EXTRACTED DATA ::
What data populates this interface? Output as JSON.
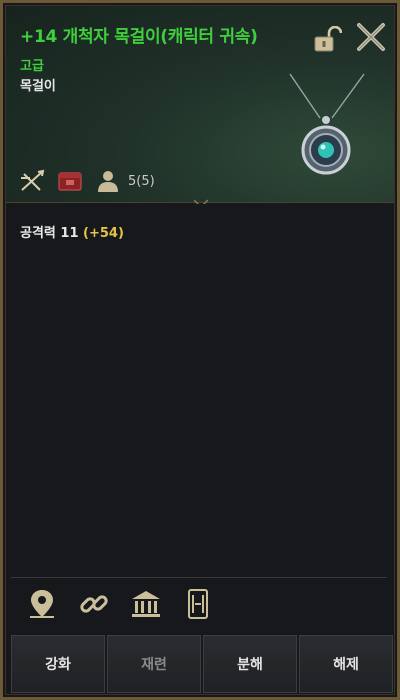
{
  "item": {
    "title": "+14 개척자 목걸이(캐릭터 귀속)",
    "grade": "고급",
    "type": "목걸이",
    "bind_count": "5(5)"
  },
  "stats": {
    "attack_label": "공격력 11",
    "attack_bonus": "(+54)"
  },
  "icons": {
    "header": [
      "lock-open-icon",
      "close-icon",
      "necklace-item-icon",
      "crossbow-class-icon",
      "storage-chest-icon",
      "bound-character-icon"
    ],
    "bottom": [
      "location-pin-icon",
      "link-chain-icon",
      "bank-icon",
      "scroll-gate-icon"
    ]
  },
  "buttons": {
    "enhance": "강화",
    "material": "재련",
    "disassemble": "분해",
    "unequip": "해제"
  },
  "colors": {
    "title_green": "#3fcf3c",
    "bonus_gold": "#e6c24a",
    "frame_gold": "#6b5a35"
  }
}
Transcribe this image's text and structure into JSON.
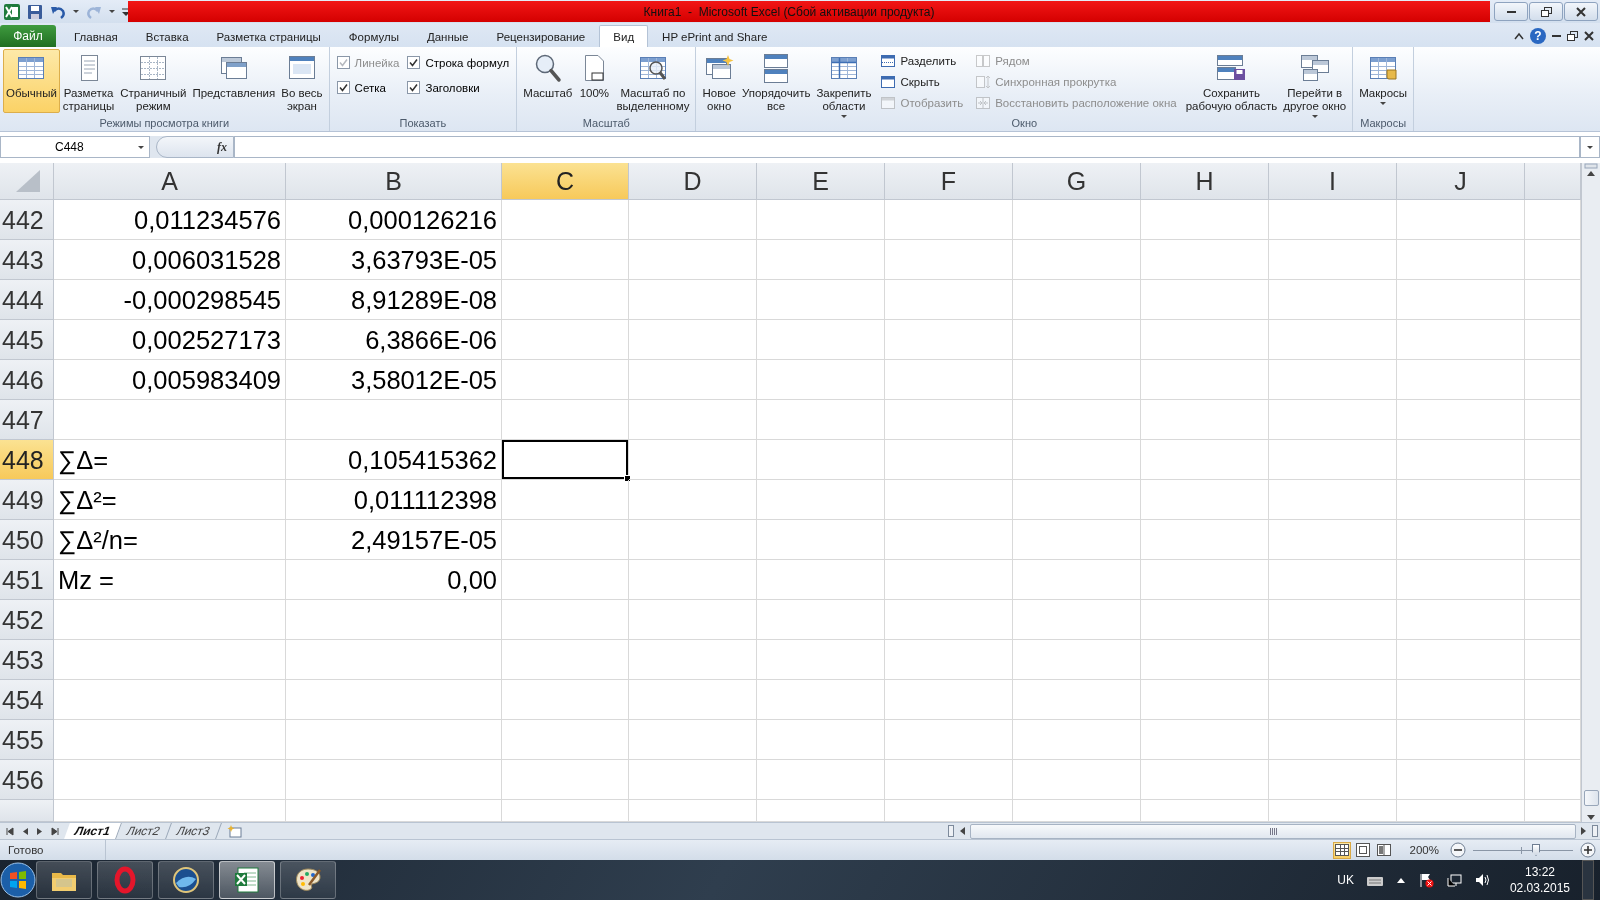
{
  "title_bar": {
    "quick_access": [
      {
        "disabled": false
      },
      {
        "disabled": false
      },
      {
        "disabled": true
      }
    ],
    "title": "Книга1  -  Microsoft Excel (Сбой активации продукта)"
  },
  "ribbon_tabs": [
    {
      "label": "Файл",
      "kind": "file",
      "selected": false
    },
    {
      "label": "Главная",
      "kind": "tab",
      "selected": false
    },
    {
      "label": "Вставка",
      "kind": "tab",
      "selected": false
    },
    {
      "label": "Разметка страницы",
      "kind": "tab",
      "selected": false
    },
    {
      "label": "Формулы",
      "kind": "tab",
      "selected": false
    },
    {
      "label": "Данные",
      "kind": "tab",
      "selected": false
    },
    {
      "label": "Рецензирование",
      "kind": "tab",
      "selected": false
    },
    {
      "label": "Вид",
      "kind": "tab",
      "selected": true
    },
    {
      "label": "HP ePrint and Share",
      "kind": "tab",
      "selected": false
    }
  ],
  "help_button": "?",
  "ribbon_groups": [
    {
      "label": "Режимы просмотра книги",
      "items": [
        {
          "kind": "large",
          "label": "Обычный",
          "selected": true,
          "dropdown": false,
          "disabled": false
        },
        {
          "kind": "large",
          "label": "Разметка\nстраницы",
          "selected": false,
          "dropdown": false,
          "disabled": false
        },
        {
          "kind": "large",
          "label": "Страничный\nрежим",
          "selected": false,
          "dropdown": false,
          "disabled": false
        },
        {
          "kind": "large",
          "label": "Представления",
          "selected": false,
          "dropdown": false,
          "disabled": false
        },
        {
          "kind": "large",
          "label": "Во весь\nэкран",
          "selected": false,
          "dropdown": false,
          "disabled": false
        }
      ]
    },
    {
      "label": "Показать",
      "items": [
        {
          "kind": "check",
          "label": "Линейка",
          "checked": true,
          "disabled": true
        },
        {
          "kind": "check",
          "label": "Сетка",
          "checked": true,
          "disabled": false
        },
        {
          "kind": "check",
          "label": "Строка формул",
          "checked": true,
          "disabled": false
        },
        {
          "kind": "check",
          "label": "Заголовки",
          "checked": true,
          "disabled": false
        }
      ]
    },
    {
      "label": "Масштаб",
      "items": [
        {
          "kind": "large",
          "label": "Масштаб",
          "dropdown": false,
          "disabled": false
        },
        {
          "kind": "large",
          "label": "100%",
          "dropdown": false,
          "disabled": false
        },
        {
          "kind": "large",
          "label": "Масштаб по\nвыделенному",
          "dropdown": false,
          "disabled": false
        }
      ]
    },
    {
      "label": "Окно",
      "items": [
        {
          "kind": "large",
          "label": "Новое\nокно",
          "dropdown": false,
          "disabled": false
        },
        {
          "kind": "large",
          "label": "Упорядочить\nвсе",
          "dropdown": false,
          "disabled": false
        },
        {
          "kind": "large",
          "label": "Закрепить\nобласти",
          "dropdown": true,
          "disabled": false
        },
        {
          "kind": "small",
          "label": "Разделить",
          "disabled": false
        },
        {
          "kind": "small",
          "label": "Скрыть",
          "disabled": false
        },
        {
          "kind": "small",
          "label": "Отобразить",
          "disabled": true
        },
        {
          "kind": "small",
          "label": "Рядом",
          "disabled": true
        },
        {
          "kind": "small",
          "label": "Синхронная прокрутка",
          "disabled": true
        },
        {
          "kind": "small",
          "label": "Восстановить расположение окна",
          "disabled": true
        },
        {
          "kind": "large",
          "label": "Сохранить\nрабочую область",
          "dropdown": false,
          "disabled": false
        },
        {
          "kind": "large",
          "label": "Перейти в\nдругое окно",
          "dropdown": true,
          "disabled": false
        }
      ]
    },
    {
      "label": "Макросы",
      "items": [
        {
          "kind": "large",
          "label": "Макросы\n",
          "dropdown": true,
          "disabled": false
        }
      ]
    }
  ],
  "formula_bar": {
    "name_box": "C448",
    "function_label": "fx"
  },
  "sheet": {
    "columns": [
      {
        "label": "A",
        "selected": false
      },
      {
        "label": "B",
        "selected": false
      },
      {
        "label": "C",
        "selected": true
      },
      {
        "label": "D",
        "selected": false
      },
      {
        "label": "E",
        "selected": false
      },
      {
        "label": "F",
        "selected": false
      },
      {
        "label": "G",
        "selected": false
      },
      {
        "label": "H",
        "selected": false
      },
      {
        "label": "I",
        "selected": false
      },
      {
        "label": "J",
        "selected": false
      }
    ],
    "rows": [
      {
        "number": "442",
        "selected": false,
        "cells": [
          {
            "text": "0,011234576",
            "kind": "number"
          },
          {
            "text": "0,000126216",
            "kind": "number"
          }
        ]
      },
      {
        "number": "443",
        "selected": false,
        "cells": [
          {
            "text": "0,006031528",
            "kind": "number"
          },
          {
            "text": "3,63793E-05",
            "kind": "number"
          }
        ]
      },
      {
        "number": "444",
        "selected": false,
        "cells": [
          {
            "text": "-0,000298545",
            "kind": "number"
          },
          {
            "text": "8,91289E-08",
            "kind": "number"
          }
        ]
      },
      {
        "number": "445",
        "selected": false,
        "cells": [
          {
            "text": "0,002527173",
            "kind": "number"
          },
          {
            "text": "6,3866E-06",
            "kind": "number"
          }
        ]
      },
      {
        "number": "446",
        "selected": false,
        "cells": [
          {
            "text": "0,005983409",
            "kind": "number"
          },
          {
            "text": "3,58012E-05",
            "kind": "number"
          }
        ]
      },
      {
        "number": "447",
        "selected": false
      },
      {
        "number": "448",
        "selected": true,
        "cells": [
          {
            "text": "∑Δ=",
            "kind": "text"
          },
          {
            "text": "0,105415362",
            "kind": "number"
          }
        ]
      },
      {
        "number": "449",
        "selected": false,
        "cells": [
          {
            "text": "∑Δ²=",
            "kind": "text"
          },
          {
            "text": "0,011112398",
            "kind": "number"
          }
        ]
      },
      {
        "number": "450",
        "selected": false,
        "cells": [
          {
            "text": "∑Δ²/n=",
            "kind": "text"
          },
          {
            "text": "2,49157E-05",
            "kind": "number"
          }
        ]
      },
      {
        "number": "451",
        "selected": false,
        "cells": [
          {
            "text": "Mz =",
            "kind": "text"
          },
          {
            "text": "0,00",
            "kind": "number"
          }
        ]
      },
      {
        "number": "452",
        "selected": false
      },
      {
        "number": "453",
        "selected": false
      },
      {
        "number": "454",
        "selected": false
      },
      {
        "number": "455",
        "selected": false
      },
      {
        "number": "456",
        "selected": false
      },
      {
        "selected": false
      }
    ]
  },
  "sheet_tabs": [
    {
      "label": "Лист1",
      "selected": true
    },
    {
      "label": "Лист2",
      "selected": false
    },
    {
      "label": "Лист3",
      "selected": false
    }
  ],
  "status_bar": {
    "status": "Готово",
    "views": [
      {
        "selected": true
      },
      {
        "selected": false
      },
      {
        "selected": false
      }
    ],
    "zoom": "200%",
    "zoom_slider": {
      "level": 0.63
    }
  },
  "taskbar": {
    "apps": [
      {
        "selected": false
      },
      {
        "selected": false
      },
      {
        "selected": false
      },
      {
        "selected": true
      },
      {
        "selected": false
      }
    ],
    "language": "UK",
    "time": "13:22",
    "date": "02.03.2015"
  }
}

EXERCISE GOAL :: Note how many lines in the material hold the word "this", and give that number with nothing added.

RESPONSE BOX :: 2